-- Provided records follows --

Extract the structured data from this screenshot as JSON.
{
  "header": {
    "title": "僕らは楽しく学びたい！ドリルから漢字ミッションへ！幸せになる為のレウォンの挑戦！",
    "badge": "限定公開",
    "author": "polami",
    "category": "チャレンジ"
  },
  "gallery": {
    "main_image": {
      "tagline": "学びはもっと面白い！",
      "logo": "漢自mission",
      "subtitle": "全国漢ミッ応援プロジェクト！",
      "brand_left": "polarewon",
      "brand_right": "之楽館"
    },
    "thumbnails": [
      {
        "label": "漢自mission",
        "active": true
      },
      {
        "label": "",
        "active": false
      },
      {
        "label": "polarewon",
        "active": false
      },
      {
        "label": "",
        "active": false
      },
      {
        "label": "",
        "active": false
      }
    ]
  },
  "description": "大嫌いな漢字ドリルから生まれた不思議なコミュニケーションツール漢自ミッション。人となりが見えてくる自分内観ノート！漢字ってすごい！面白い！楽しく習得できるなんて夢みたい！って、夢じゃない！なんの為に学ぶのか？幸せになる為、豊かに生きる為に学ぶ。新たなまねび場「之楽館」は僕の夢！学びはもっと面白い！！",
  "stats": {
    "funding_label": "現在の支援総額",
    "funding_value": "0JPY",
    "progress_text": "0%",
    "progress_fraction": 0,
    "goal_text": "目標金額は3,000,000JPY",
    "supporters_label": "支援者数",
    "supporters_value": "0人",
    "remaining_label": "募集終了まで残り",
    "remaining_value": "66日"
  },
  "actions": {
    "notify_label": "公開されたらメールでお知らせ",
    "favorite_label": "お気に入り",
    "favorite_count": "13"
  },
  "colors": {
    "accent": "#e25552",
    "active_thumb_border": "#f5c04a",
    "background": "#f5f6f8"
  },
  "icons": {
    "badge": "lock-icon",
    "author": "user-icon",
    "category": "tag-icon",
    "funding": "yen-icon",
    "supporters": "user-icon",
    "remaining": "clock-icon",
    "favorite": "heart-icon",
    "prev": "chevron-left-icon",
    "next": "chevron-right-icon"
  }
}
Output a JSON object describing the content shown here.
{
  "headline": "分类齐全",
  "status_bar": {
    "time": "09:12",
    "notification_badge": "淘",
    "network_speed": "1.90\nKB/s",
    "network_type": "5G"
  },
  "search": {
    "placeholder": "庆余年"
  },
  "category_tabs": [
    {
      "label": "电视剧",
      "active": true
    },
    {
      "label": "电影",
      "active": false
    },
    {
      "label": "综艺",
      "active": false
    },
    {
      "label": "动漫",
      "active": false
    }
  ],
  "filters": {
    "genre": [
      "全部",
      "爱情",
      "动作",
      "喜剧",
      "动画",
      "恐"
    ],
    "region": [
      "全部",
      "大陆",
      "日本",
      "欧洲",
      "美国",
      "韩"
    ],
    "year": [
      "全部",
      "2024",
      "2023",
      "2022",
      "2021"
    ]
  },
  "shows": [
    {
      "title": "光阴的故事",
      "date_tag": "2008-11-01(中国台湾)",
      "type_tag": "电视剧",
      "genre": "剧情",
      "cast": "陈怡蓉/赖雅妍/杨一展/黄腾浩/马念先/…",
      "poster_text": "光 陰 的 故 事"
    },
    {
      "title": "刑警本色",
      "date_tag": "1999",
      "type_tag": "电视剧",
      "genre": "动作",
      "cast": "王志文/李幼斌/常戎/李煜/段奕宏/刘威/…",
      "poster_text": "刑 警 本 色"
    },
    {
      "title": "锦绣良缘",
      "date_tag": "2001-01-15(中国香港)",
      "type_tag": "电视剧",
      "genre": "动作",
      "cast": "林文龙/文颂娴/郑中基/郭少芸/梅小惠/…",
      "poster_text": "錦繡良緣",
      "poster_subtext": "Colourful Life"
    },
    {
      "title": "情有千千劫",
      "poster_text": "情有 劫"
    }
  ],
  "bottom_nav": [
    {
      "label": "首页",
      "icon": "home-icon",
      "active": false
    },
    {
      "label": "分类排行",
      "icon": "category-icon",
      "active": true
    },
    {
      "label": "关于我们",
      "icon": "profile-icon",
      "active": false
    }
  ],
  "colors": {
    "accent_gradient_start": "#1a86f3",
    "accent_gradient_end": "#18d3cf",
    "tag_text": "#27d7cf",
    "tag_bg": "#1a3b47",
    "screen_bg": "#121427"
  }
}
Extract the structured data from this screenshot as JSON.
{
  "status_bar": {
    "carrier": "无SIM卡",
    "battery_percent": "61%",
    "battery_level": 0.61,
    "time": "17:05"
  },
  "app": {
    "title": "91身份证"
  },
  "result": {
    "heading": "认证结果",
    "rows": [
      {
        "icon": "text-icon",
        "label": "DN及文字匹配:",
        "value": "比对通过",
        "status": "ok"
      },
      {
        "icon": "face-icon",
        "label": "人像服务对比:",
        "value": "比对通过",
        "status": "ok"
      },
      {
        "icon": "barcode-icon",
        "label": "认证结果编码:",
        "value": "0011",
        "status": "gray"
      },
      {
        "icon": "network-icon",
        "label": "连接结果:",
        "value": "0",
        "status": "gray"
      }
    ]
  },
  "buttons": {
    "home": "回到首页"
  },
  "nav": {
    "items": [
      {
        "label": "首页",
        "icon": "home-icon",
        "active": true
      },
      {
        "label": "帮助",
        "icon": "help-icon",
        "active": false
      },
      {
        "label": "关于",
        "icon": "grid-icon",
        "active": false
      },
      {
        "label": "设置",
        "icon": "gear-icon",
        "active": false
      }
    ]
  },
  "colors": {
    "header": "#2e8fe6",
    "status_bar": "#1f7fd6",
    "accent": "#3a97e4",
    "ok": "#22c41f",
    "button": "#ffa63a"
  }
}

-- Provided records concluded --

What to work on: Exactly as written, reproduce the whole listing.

Finished exercise:
Extract the structured data from this screenshot as JSON.
{
  "header": {
    "title": "僕らは楽しく学びたい！ドリルから漢字ミッションへ！幸せになる為のレウォンの挑戦！",
    "badge": "限定公開",
    "author": "polami",
    "category": "チャレンジ"
  },
  "gallery": {
    "main_image": {
      "tagline": "学びはもっと面白い！",
      "logo": "漢自mission",
      "subtitle": "全国漢ミッ応援プロジェクト！",
      "brand_left": "polarewon",
      "brand_right": "之楽館"
    },
    "thumbnails": [
      {
        "label": "漢自mission",
        "active": true
      },
      {
        "label": "",
        "active": false
      },
      {
        "label": "polarewon",
        "active": false
      },
      {
        "label": "",
        "active": false
      },
      {
        "label": "",
        "active": false
      }
    ]
  },
  "description": "大嫌いな漢字ドリルから生まれた不思議なコミュニケーションツール漢自ミッション。人となりが見えてくる自分内観ノート！漢字ってすごい！面白い！楽しく習得できるなんて夢みたい！って、夢じゃない！なんの為に学ぶのか？幸せになる為、豊かに生きる為に学ぶ。新たなまねび場「之楽館」は僕の夢！学びはもっと面白い！！",
  "stats": {
    "funding_label": "現在の支援総額",
    "funding_value": "0JPY",
    "progress_text": "0%",
    "progress_fraction": 0,
    "goal_text": "目標金額は3,000,000JPY",
    "supporters_label": "支援者数",
    "supporters_value": "0人",
    "remaining_label": "募集終了まで残り",
    "remaining_value": "66日"
  },
  "actions": {
    "notify_label": "公開されたらメールでお知らせ",
    "favorite_label": "お気に入り",
    "favorite_count": "13"
  },
  "colors": {
    "accent": "#e25552",
    "active_thumb_border": "#f5c04a",
    "background": "#f5f6f8"
  },
  "icons": {
    "badge": "lock-icon",
    "author": "user-icon",
    "category": "tag-icon",
    "funding": "yen-icon",
    "supporters": "user-icon",
    "remaining": "clock-icon",
    "favorite": "heart-icon",
    "prev": "chevron-left-icon",
    "next": "chevron-right-icon"
  }
}
Output a JSON object describing the content shown here.
{
  "headline": "分类齐全",
  "status_bar": {
    "time": "09:12",
    "notification_badge": "淘",
    "network_speed": "1.90\nKB/s",
    "network_type": "5G"
  },
  "search": {
    "placeholder": "庆余年"
  },
  "category_tabs": [
    {
      "label": "电视剧",
      "active": true
    },
    {
      "label": "电影",
      "active": false
    },
    {
      "label": "综艺",
      "active": false
    },
    {
      "label": "动漫",
      "active": false
    }
  ],
  "filters": {
    "genre": [
      "全部",
      "爱情",
      "动作",
      "喜剧",
      "动画",
      "恐"
    ],
    "region": [
      "全部",
      "大陆",
      "日本",
      "欧洲",
      "美国",
      "韩"
    ],
    "year": [
      "全部",
      "2024",
      "2023",
      "2022",
      "2021"
    ]
  },
  "shows": [
    {
      "title": "光阴的故事",
      "date_tag": "2008-11-01(中国台湾)",
      "type_tag": "电视剧",
      "genre": "剧情",
      "cast": "陈怡蓉/赖雅妍/杨一展/黄腾浩/马念先/…",
      "poster_text": "光 陰 的 故 事"
    },
    {
      "title": "刑警本色",
      "date_tag": "1999",
      "type_tag": "电视剧",
      "genre": "动作",
      "cast": "王志文/李幼斌/常戎/李煜/段奕宏/刘威/…",
      "poster_text": "刑 警 本 色"
    },
    {
      "title": "锦绣良缘",
      "date_tag": "2001-01-15(中国香港)",
      "type_tag": "电视剧",
      "genre": "动作",
      "cast": "林文龙/文颂娴/郑中基/郭少芸/梅小惠/…",
      "poster_text": "錦繡良緣",
      "poster_subtext": "Colourful Life"
    },
    {
      "title": "情有千千劫",
      "poster_text": "情有 劫"
    }
  ],
  "bottom_nav": [
    {
      "label": "首页",
      "icon": "home-icon",
      "active": false
    },
    {
      "label": "分类排行",
      "icon": "category-icon",
      "active": true
    },
    {
      "label": "关于我们",
      "icon": "profile-icon",
      "active": false
    }
  ],
  "colors": {
    "accent_gradient_start": "#1a86f3",
    "accent_gradient_end": "#18d3cf",
    "tag_text": "#27d7cf",
    "tag_bg": "#1a3b47",
    "screen_bg": "#121427"
  }
}
Extract the structured data from this screenshot as JSON.
{
  "status_bar": {
    "carrier": "无SIM卡",
    "battery_percent": "61%",
    "battery_level": 0.61,
    "time": "17:05"
  },
  "app": {
    "title": "91身份证"
  },
  "result": {
    "heading": "认证结果",
    "rows": [
      {
        "icon": "text-icon",
        "label": "DN及文字匹配:",
        "value": "比对通过",
        "status": "ok"
      },
      {
        "icon": "face-icon",
        "label": "人像服务对比:",
        "value": "比对通过",
        "status": "ok"
      },
      {
        "icon": "barcode-icon",
        "label": "认证结果编码:",
        "value": "0011",
        "status": "gray"
      },
      {
        "icon": "network-icon",
        "label": "连接结果:",
        "value": "0",
        "status": "gray"
      }
    ]
  },
  "buttons": {
    "home": "回到首页"
  },
  "nav": {
    "items": [
      {
        "label": "首页",
        "icon": "home-icon",
        "active": true
      },
      {
        "label": "帮助",
        "icon": "help-icon",
        "active": false
      },
      {
        "label": "关于",
        "icon": "grid-icon",
        "active": false
      },
      {
        "label": "设置",
        "icon": "gear-icon",
        "active": false
      }
    ]
  },
  "colors": {
    "header": "#2e8fe6",
    "status_bar": "#1f7fd6",
    "accent": "#3a97e4",
    "ok": "#22c41f",
    "button": "#ffa63a"
  }
}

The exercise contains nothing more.